Here’s some polyrhythm:


Orchestre Poly-Rythmo De Cotonou, “Sé Wé Non Nan,” The Vodoun Effect, 2009.

To my ear, the drums resolve in a 2/4 (two quarter notes to a measure) shuffle while the other instruments are played in 6/8 (six eighth notes to a measure). This polyrhythm yields syncopation for the ensemble’s total sound, though each rhythm sticks to its accent-pattern.

The resulting energy of the tune is sustained within the push-pull of the time signatures: the drums are steady but seem to push the other instruments, which in turn seem to drag the tempo. This is not the same thing as playing ahead of or behind the beat. It is, in fact, a difference of measure, which term should be read literally: it takes the horns longer to get back to the top of their phrase than it does the drums.

Once the vocals come in, however, the group coalesces into a collective 2/4, following the drums instead of the horns. The guitar, percussion, and organ, in the meantime, opt for a 4/4, bridging the gap between the drums and the other instruments.

If this is math, it is also rhythm. The fact that it can be quantified does not disqualify the energy and emotion it provides and amplifies. Rather, it confirms the energy and emotion, and one additional absolute truth: music does not exist outside of time.

Energies: Time

The first step towards defining new criteria for craft 1 is to establish the criteria of composition.

Context provides meaning. Much in the way a composition’s key determines its note-relations, its time signature determines its feel. This latter determination is where things get interesting for me as a drummer.

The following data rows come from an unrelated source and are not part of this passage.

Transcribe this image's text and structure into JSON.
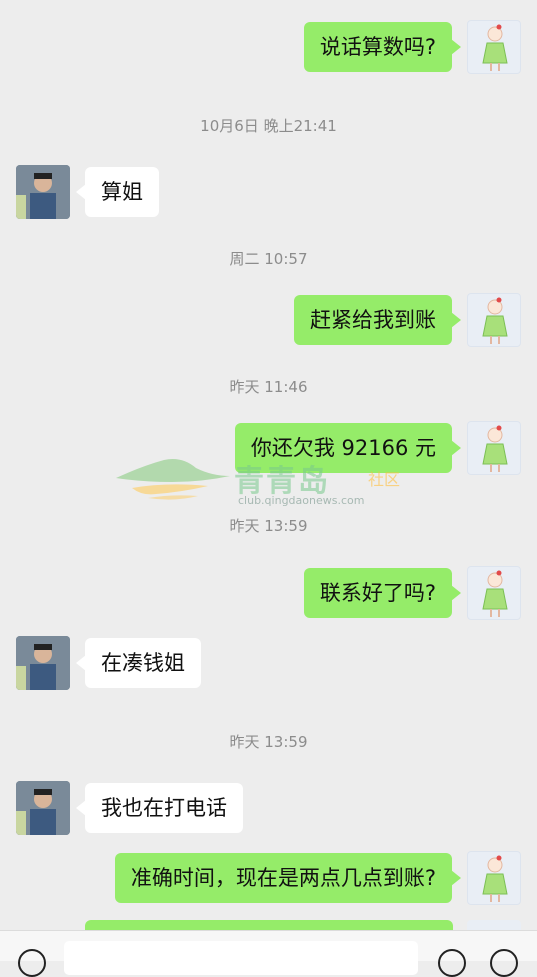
{
  "messages": [
    {
      "id": "m1",
      "sender": "me",
      "text": "说话算数吗?"
    },
    {
      "id": "t1",
      "type": "timestamp",
      "text": "10月6日 晚上21:41"
    },
    {
      "id": "m2",
      "sender": "other",
      "text": "算姐"
    },
    {
      "id": "t2",
      "type": "timestamp",
      "text": "周二 10:57"
    },
    {
      "id": "m3",
      "sender": "me",
      "text": "赶紧给我到账"
    },
    {
      "id": "t3",
      "type": "timestamp",
      "text": "昨天 11:46"
    },
    {
      "id": "m4",
      "sender": "me",
      "text": "你还欠我 92166 元"
    },
    {
      "id": "t4",
      "type": "timestamp",
      "text": "昨天 13:59"
    },
    {
      "id": "m5",
      "sender": "me",
      "text": "联系好了吗?"
    },
    {
      "id": "m6",
      "sender": "other",
      "text": "在凑钱姐"
    },
    {
      "id": "t5",
      "type": "timestamp",
      "text": "昨天 13:59"
    },
    {
      "id": "m7",
      "sender": "other",
      "text": "我也在打电话"
    },
    {
      "id": "m8",
      "sender": "me",
      "text": "准确时间，现在是两点几点到账?"
    }
  ],
  "watermark": {
    "brand": "青青岛",
    "tag": "社区",
    "url": "club.qingdaonews.com"
  },
  "colors": {
    "background": "#ededed",
    "my_bubble": "#95ec69",
    "other_bubble": "#ffffff",
    "timestamp": "#8c8c8c"
  },
  "icons": {
    "voice": "voice-toggle-icon",
    "emoji": "emoji-icon",
    "more": "plus-more-icon"
  }
}
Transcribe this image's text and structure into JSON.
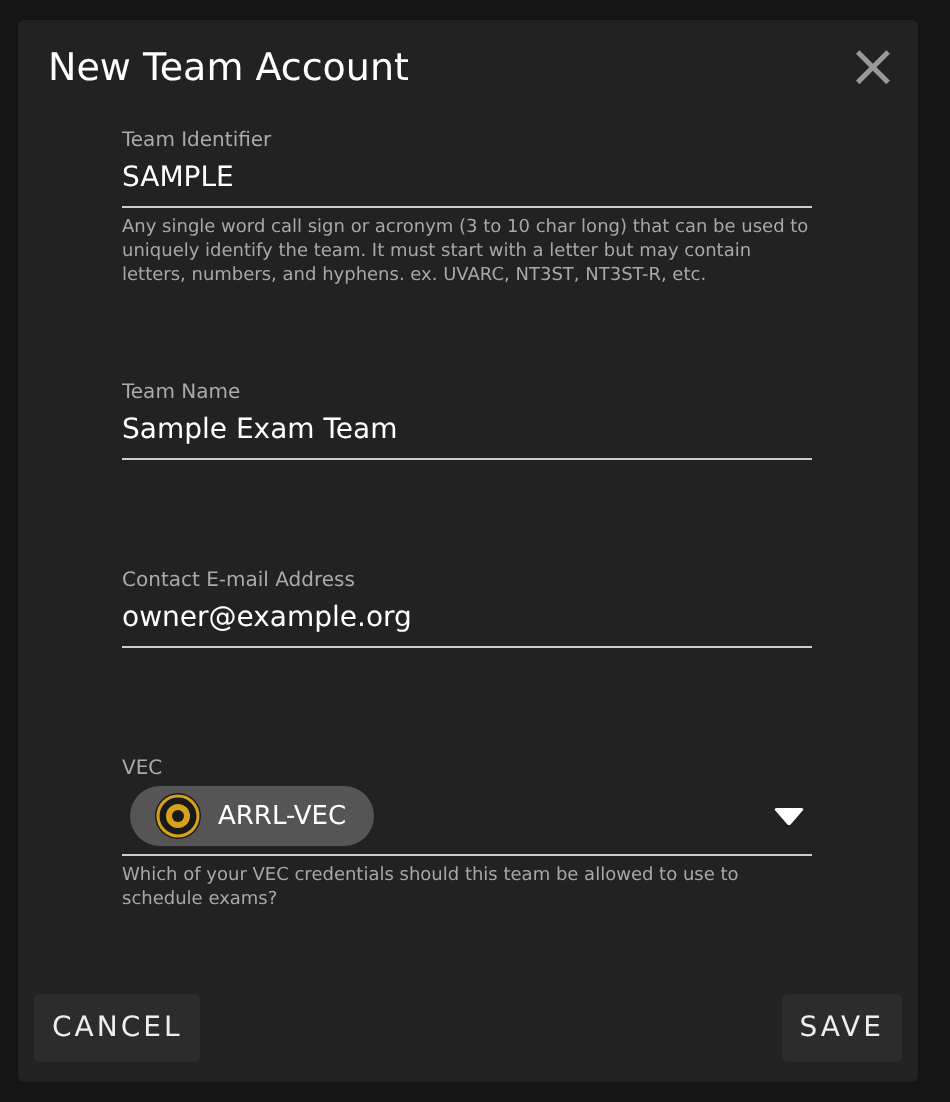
{
  "dialog": {
    "title": "New Team Account",
    "close": "×"
  },
  "fields": [
    {
      "kind": "text",
      "label": "Team Identifier",
      "value": "SAMPLE",
      "helper": "Any single word call sign or acronym (3 to 10 char long) that can be used to uniquely identify the team. It must start with a letter but may contain letters, numbers, and hyphens. ex. UVARC, NT3ST, NT3ST-R, etc."
    },
    {
      "kind": "text",
      "label": "Team Name",
      "value": "Sample Exam Team"
    },
    {
      "kind": "text",
      "label": "Contact E-mail Address",
      "value": "owner@example.org"
    },
    {
      "kind": "select",
      "label": "VEC",
      "chips": [
        "ARRL-VEC"
      ],
      "helper": "Which of your VEC credentials should this team be allowed to use to schedule exams?"
    }
  ],
  "buttons": [
    {
      "label": "CANCEL",
      "kind": "cancel"
    },
    {
      "label": "SAVE",
      "kind": "save"
    }
  ]
}
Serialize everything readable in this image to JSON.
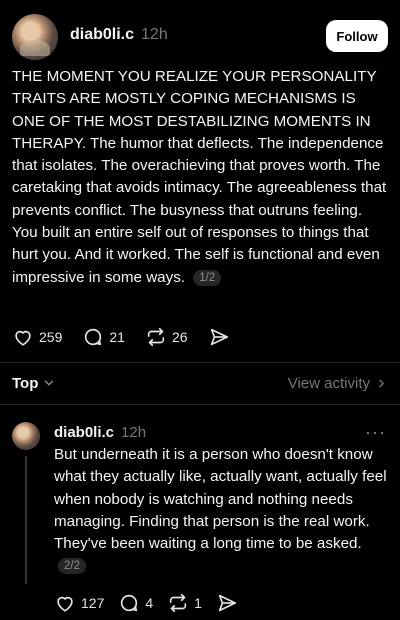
{
  "main_post": {
    "username": "diab0li.c",
    "time": "12h",
    "follow_label": "Follow",
    "text": "THE MOMENT YOU REALIZE YOUR PERSONALITY TRAITS ARE MOSTLY COPING MECHANISMS IS ONE OF THE MOST DESTABILIZING MOMENTS IN THERAPY. The humor that deflects. The independence that isolates. The overachieving that proves worth. The caretaking that avoids intimacy. The agreeableness that prevents conflict. The busyness that outruns feeling. You built an entire self out of responses to things that hurt you. And it worked. The self is functional and even impressive in some ways.",
    "pager": "1/2",
    "likes": "259",
    "comments": "21",
    "reposts": "26"
  },
  "sort": {
    "label": "Top",
    "view_activity": "View activity"
  },
  "reply": {
    "username": "diab0li.c",
    "time": "12h",
    "more": "···",
    "text": "But underneath it is a person who doesn't know what they actually like, actually want, actually feel when nobody is watching and nothing needs managing. Finding that person is the real work. They've been waiting a long time to be asked.",
    "pager": "2/2",
    "likes": "127",
    "comments": "4",
    "reposts": "1"
  },
  "colors": {
    "background": "#000000",
    "text": "#f3f5f7",
    "muted": "#777777",
    "divider": "#262626"
  },
  "icons": [
    "heart-icon",
    "comment-icon",
    "repost-icon",
    "share-icon",
    "chevron-down-icon",
    "chevron-right-icon",
    "more-icon"
  ]
}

Hayden Carruth, in an essay on writing poetry in syllabics, sums up the situation most tidily: if a poetic line is bound to a specified number of syllables, it is, within that limitation, free to contain any number of stresses, any meter, any number of words, as long as it conforms to the syllabic proscription.

So it is, more or less, with time signatures. If one is drumming in 4/4 time, the only limitation is that the measure is derived from 4 equally distributed quarter notes. Within this measure, one can play any combination of notes on any part of the kit, bearing in mind that in any event, one must start over in a total of 4 beats.

This is rhythm.


  1. I continue to sweat the term craft because I believe it to be a generally-accepted term whose use describes the favorable degree of a piece of music’s  energy generation, distribution, and sustainment.

Energies (A Brief Adumbrative Interlude for J.R.)

Our writing equipment takes part in the forming of our thoughts.
— Friedrich Nietzsche

Musical performance is, in every case, a bodying forth of energy. Though it might rely on electrical or electronic means, it is, at bottom, a physical act. We do it with our hands, our limbs, our voices — at some point or other, we bring the sound into existence.

Though taken out of context (he was talking about working on a typewriter as opposed to writing everything out longhand), I think Nietzsche’s remark describes the condition under which music is played.

For example, I play a drum kit, not hand percussion or any other percussion instruments. I have at my usual disposal a snare drum, a kick drum, two rack toms, a hi-hat, two crash cymbals, and two ride cymbals. I strike these items with sticks, except for the hi-hat and kick, which are pedal-driven (or both struck and pedal-driven in the hi-hat’s case).
All the noises I make are derived from a combination of my body and the preceding array. Therefore, I can, within the limits of my mind, strength, and dexterity, strike any combination of these items simultaneously or in succession, in any order, at any volume. On the other hand, I can refrain from striking any or all of them as I see fit. The subsequent fitness results from my choices.

Those choices are guided by the energy at my disposal, from my personal fitness, the sounds of my drum kit, and the fitness and sounds of my collaborators. Collectively, the energy will be, by definition, greater than its contributing parts. If we are to remain humble and effective in the face of music, we must keep this result in mind at all times: no single collaborative expression is more important than any other.